These states offer tax benefits to renters based on specific requirements:

State Rental tax benefits for renters for seniors and disabled Rental tax benefits for state residents




No Renters who make less than currently $41,641 for single filers and $83,282 for married filers may be eligible for a tax credit of $60 or $120.






No Renters who make less than $30,000 per year and who paid more than $1,000 in rent for their principal residence may be able to take a tax credit.


No May be eligible to deduct $3,000 in rent paid on their principal residence to reduce taxable income rather than receive a credit that directly reduces tax liability.




No May be eligible for a tax credit equal to 15 percent of the rent they paid during the year, based on income and household size.


No May be eligible for a tax credit of up to $1,000 based on certain income limits, age, and household requirements.



May be eligible for a deduction of 50 percent of the rent you paid during the year, up to a maximum of $3,000.


No May qualify for the Homestead Property Tax Credit based on the difference between the property taxes you pay (or are deemed to pay as a renter) and your “total household resources.”


No Eligible for a credit equal to a percentage of rent paid (17 percent in 2018). A Certificate of Rent Paid from your landlord is required.

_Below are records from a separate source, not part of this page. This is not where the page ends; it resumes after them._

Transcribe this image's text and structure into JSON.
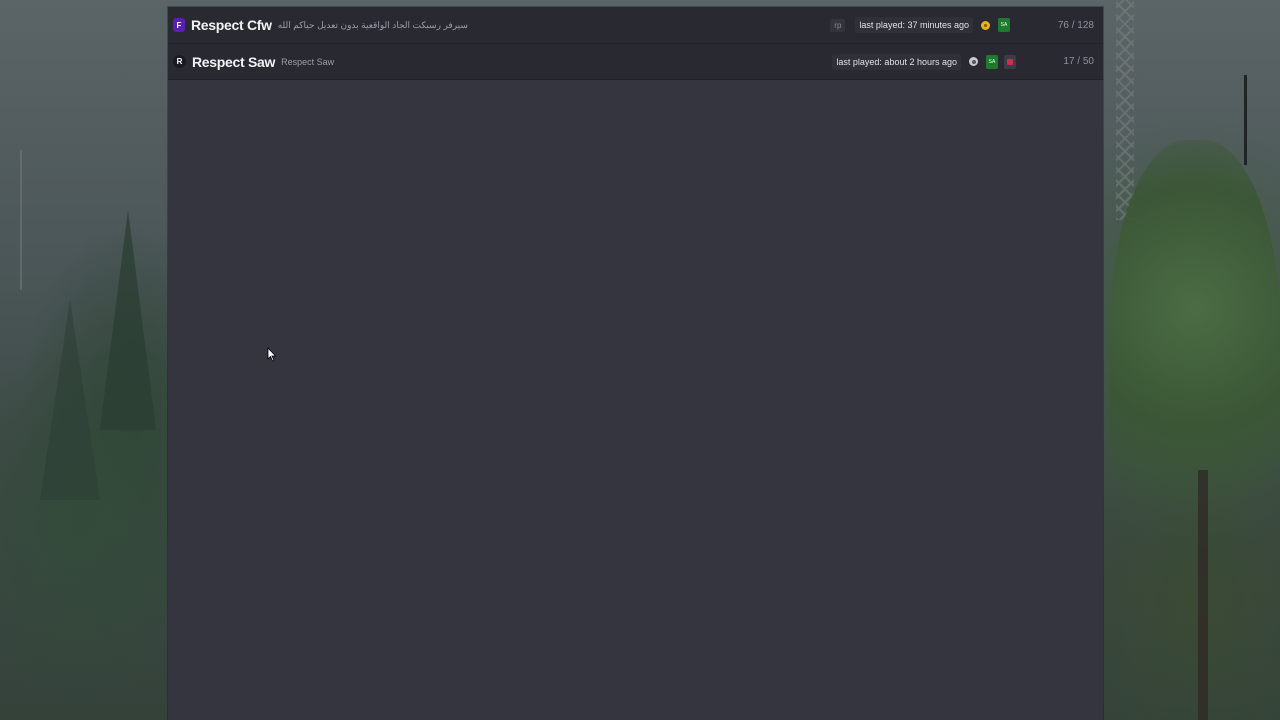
{
  "servers": [
    {
      "icon_letter": "F",
      "name": "Respect Cfw",
      "description": "سيرفر رسبكت الجاد الواقعية بدون تعديل حياكم الله",
      "tag": "rp",
      "last_played": "last played: 37 minutes ago",
      "badge_icon": "gold-coin-icon",
      "flag_icon": "saudi-flag-icon",
      "flag_text": "SA",
      "players": "76 / 128"
    },
    {
      "icon_letter": "R",
      "name": "Respect Saw",
      "description": "Respect Saw",
      "last_played": "last played: about 2 hours ago",
      "badge_icon": "silver-coin-icon",
      "flag_icon": "saudi-flag-icon",
      "flag_text": "SA",
      "extra_icon": "heart-icon",
      "players": "17 / 50"
    }
  ],
  "colors": {
    "panel_bg": "#34353e",
    "row_bg": "#292a31",
    "accent_purple": "#5a1fb1",
    "gold": "#e8b21c",
    "flag_green": "#1d7a2f"
  }
}
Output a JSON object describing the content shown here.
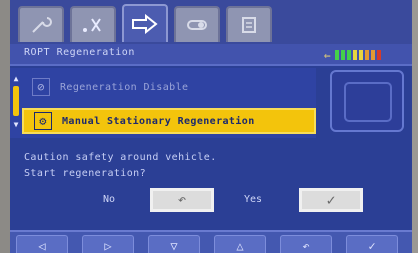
{
  "header": {
    "title": "ROPT Regeneration",
    "signal_icon": "arrow-icon"
  },
  "tabs": [
    {
      "name": "tab-service",
      "icon": "wrench-icon"
    },
    {
      "name": "tab-tools",
      "icon": "tools-icon"
    },
    {
      "name": "tab-regeneration",
      "icon": "arrow-right-icon",
      "active": true
    },
    {
      "name": "tab-settings",
      "icon": "switch-icon"
    },
    {
      "name": "tab-info",
      "icon": "document-icon"
    }
  ],
  "list": {
    "items": [
      {
        "label": "Regeneration Disable",
        "icon": "disable-icon"
      },
      {
        "label": "Manual Stationary Regeneration",
        "icon": "manual-regen-icon",
        "selected": true
      }
    ]
  },
  "message": {
    "line1": "Caution safety around vehicle.",
    "line2": "Start regeneration?"
  },
  "buttons": {
    "no_label": "No",
    "no_glyph": "↶",
    "yes_label": "Yes",
    "yes_glyph": "✓"
  },
  "softkeys": [
    "◁",
    "▷",
    "▽",
    "△",
    "↶",
    "✓"
  ],
  "colors": {
    "background": "#2b3f95",
    "highlight": "#f3c40c",
    "button": "#dcdcdc"
  }
}
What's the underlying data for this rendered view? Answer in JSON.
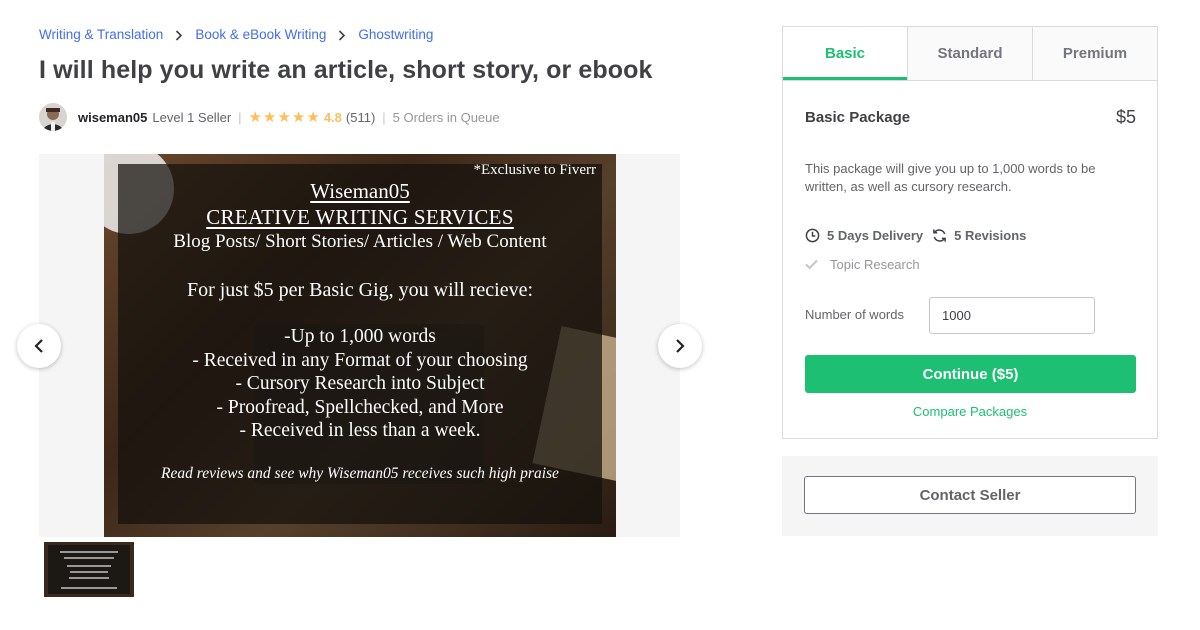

New Jersey

No Either a deduction of 18 percent of rent paid or a credit of $50 on their tax return.

New York

No In Manhattan, New York State offers a potential $75 credit to renters if their average monthly rent is $450 or less. Total household income must be $18,000 or less.

North Dakota






Rhode Island





No Rebate to renters making $47,000 or less per year.

Washington, D.C.

No A credit of up to $750 for renters with a household income of $20,000 or less.


No A credit to renters with less than $24,680 in household income.  A Certificate of Rent Paid from your landlord is required.